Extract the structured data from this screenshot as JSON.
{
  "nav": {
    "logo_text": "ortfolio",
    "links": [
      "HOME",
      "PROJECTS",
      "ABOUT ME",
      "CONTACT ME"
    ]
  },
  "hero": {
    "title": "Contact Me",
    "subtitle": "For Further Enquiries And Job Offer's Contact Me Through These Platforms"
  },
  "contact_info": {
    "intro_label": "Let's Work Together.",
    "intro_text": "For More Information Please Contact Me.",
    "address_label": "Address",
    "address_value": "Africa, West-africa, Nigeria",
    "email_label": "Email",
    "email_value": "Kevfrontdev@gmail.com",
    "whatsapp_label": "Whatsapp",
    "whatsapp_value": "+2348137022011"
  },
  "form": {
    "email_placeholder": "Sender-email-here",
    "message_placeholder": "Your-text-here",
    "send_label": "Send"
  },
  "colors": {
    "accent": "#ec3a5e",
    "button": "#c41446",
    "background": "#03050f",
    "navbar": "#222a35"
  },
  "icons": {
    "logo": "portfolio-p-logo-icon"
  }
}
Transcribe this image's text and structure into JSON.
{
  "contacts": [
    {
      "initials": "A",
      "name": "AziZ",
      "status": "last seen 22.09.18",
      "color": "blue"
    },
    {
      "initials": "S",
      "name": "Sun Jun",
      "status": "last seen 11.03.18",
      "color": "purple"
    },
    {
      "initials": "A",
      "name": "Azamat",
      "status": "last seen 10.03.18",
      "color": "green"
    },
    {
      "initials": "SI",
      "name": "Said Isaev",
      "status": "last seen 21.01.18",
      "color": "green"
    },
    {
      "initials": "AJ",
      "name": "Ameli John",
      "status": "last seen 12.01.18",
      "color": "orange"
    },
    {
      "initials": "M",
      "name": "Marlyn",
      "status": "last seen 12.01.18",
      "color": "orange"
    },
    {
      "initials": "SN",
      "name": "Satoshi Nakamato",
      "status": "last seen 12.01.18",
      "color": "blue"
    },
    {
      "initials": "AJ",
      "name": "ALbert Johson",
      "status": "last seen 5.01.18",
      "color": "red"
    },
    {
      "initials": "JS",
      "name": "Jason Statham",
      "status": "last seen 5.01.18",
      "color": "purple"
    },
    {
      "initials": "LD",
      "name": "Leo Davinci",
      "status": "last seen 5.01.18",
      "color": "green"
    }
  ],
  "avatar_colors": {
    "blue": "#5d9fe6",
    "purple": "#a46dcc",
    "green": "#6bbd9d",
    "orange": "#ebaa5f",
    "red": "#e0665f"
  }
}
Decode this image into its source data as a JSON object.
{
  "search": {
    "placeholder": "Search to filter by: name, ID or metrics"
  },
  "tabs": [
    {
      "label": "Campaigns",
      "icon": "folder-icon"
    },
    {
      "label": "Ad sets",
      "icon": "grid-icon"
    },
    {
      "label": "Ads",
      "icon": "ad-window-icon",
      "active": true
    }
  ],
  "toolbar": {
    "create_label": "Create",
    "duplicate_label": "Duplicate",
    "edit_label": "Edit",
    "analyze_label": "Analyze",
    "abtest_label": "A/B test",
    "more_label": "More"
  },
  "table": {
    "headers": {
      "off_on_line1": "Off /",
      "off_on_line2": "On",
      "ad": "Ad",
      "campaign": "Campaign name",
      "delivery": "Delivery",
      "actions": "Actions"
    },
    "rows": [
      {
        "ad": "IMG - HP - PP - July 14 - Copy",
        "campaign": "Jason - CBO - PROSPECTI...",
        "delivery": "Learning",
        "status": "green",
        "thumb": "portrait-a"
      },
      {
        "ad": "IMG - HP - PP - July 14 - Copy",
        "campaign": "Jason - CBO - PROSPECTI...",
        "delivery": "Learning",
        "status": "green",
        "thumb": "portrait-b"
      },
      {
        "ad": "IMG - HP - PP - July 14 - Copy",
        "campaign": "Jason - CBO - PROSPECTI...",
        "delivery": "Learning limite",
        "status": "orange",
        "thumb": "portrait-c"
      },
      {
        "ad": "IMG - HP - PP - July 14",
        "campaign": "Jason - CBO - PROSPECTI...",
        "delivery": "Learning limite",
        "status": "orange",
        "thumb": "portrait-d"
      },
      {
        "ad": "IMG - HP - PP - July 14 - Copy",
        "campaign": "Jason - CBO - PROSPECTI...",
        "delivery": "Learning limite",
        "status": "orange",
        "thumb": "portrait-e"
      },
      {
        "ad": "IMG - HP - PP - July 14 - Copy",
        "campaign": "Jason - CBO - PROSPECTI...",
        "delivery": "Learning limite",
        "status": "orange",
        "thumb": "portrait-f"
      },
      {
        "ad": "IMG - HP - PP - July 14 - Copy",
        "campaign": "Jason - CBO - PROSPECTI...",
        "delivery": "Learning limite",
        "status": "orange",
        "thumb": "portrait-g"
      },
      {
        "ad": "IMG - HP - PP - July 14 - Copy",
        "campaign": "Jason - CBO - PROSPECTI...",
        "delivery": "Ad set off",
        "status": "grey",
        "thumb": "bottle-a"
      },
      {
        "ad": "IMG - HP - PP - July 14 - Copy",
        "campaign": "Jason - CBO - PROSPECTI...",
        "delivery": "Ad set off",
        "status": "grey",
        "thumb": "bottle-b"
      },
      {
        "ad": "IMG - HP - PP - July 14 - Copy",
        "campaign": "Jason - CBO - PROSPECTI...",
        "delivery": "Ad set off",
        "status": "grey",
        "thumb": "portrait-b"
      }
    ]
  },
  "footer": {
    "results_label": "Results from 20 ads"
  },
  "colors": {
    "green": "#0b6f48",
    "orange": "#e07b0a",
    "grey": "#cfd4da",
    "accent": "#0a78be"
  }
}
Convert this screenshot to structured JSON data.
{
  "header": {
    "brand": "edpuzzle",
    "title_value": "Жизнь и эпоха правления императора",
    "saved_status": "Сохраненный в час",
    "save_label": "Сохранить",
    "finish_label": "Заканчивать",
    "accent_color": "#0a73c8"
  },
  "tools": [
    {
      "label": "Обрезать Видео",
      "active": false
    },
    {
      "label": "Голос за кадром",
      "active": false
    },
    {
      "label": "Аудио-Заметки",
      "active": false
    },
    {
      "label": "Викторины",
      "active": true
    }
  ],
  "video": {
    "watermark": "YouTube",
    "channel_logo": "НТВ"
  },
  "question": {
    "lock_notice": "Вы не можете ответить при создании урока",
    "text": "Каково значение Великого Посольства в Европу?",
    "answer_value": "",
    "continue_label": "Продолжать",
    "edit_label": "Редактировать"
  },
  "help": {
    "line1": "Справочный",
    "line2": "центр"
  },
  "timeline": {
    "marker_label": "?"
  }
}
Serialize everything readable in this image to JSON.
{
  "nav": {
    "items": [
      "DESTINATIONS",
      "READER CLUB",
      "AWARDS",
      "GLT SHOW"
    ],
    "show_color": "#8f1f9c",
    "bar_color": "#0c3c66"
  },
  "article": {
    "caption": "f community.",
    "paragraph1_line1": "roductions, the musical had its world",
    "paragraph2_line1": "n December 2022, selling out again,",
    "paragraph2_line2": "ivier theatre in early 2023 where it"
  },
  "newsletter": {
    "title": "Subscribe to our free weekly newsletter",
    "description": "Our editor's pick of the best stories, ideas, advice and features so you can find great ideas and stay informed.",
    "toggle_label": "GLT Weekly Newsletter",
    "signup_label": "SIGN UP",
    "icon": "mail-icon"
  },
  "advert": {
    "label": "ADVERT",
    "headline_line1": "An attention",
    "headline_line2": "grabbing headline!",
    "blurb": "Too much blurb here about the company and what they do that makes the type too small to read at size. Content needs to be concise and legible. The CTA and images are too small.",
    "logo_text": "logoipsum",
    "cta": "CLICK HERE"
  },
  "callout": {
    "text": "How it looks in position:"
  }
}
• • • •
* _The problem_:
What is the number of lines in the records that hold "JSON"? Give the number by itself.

* _Result of the exercise_:
5